The panel, which was funded by pro-euthanasia campaigners said doctors should have the right to help those who have less than a year to live, as long as there are stringent safeguards in place.

Susan, whose terminally ill husband took his own life supports the recommendation, she said:

“I’m still not comfortable with the fact that I’m deemed to have broken the law. But that’s something that I had to do for him.”

The Commission on Assisted Dying, interviewed over 1300 sources on all sides of the debate during the year long inquiry. It was headed by Lord Falconer who says current system needs to change:

“We think the current law doesn’t work because it forces people into a lonely or too-early death, and it doesn’t protect the vulnerable”

Opponents of the recommendation such as anti-euthanasia campaigner, Dr. Peter Saunders, argue the report is biased and dangerous:

“There are vulnerable people, who are disabled, depressed, elderly or sick who feel under pressure to end their lives for fear of being a financial or emotional burden upon others.”

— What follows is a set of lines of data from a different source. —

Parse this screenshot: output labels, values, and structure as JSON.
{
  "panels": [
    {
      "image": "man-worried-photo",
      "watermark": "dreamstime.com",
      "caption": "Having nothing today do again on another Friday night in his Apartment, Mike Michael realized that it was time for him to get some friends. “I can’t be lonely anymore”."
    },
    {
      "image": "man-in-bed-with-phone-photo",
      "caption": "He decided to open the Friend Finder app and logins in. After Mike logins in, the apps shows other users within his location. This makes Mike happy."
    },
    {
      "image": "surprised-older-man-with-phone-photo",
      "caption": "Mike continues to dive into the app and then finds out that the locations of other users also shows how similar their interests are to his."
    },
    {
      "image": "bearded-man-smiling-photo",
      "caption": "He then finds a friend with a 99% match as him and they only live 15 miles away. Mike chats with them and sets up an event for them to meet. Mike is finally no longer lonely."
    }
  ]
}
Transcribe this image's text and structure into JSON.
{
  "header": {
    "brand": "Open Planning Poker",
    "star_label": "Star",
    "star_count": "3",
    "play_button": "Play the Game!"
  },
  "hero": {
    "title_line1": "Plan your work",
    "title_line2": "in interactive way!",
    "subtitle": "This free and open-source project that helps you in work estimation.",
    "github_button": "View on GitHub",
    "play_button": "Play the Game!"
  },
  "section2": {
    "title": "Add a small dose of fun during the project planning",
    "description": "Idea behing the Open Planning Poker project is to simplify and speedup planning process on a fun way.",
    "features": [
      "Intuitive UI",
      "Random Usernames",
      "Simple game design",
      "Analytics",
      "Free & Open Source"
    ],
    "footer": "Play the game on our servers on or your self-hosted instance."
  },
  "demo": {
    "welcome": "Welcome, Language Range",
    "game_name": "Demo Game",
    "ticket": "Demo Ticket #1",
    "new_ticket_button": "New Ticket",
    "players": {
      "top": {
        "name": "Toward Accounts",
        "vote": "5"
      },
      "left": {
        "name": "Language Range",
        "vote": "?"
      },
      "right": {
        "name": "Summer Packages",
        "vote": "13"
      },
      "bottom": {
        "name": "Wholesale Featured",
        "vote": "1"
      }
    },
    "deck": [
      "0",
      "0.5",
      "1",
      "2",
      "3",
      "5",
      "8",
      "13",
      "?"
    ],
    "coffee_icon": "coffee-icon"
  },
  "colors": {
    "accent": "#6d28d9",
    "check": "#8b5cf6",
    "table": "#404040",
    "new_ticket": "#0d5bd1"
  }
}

Some expert groups refused to take part in the controversial study, and the British government has said that this is a matter for individual conscience and it has no plans to change the law.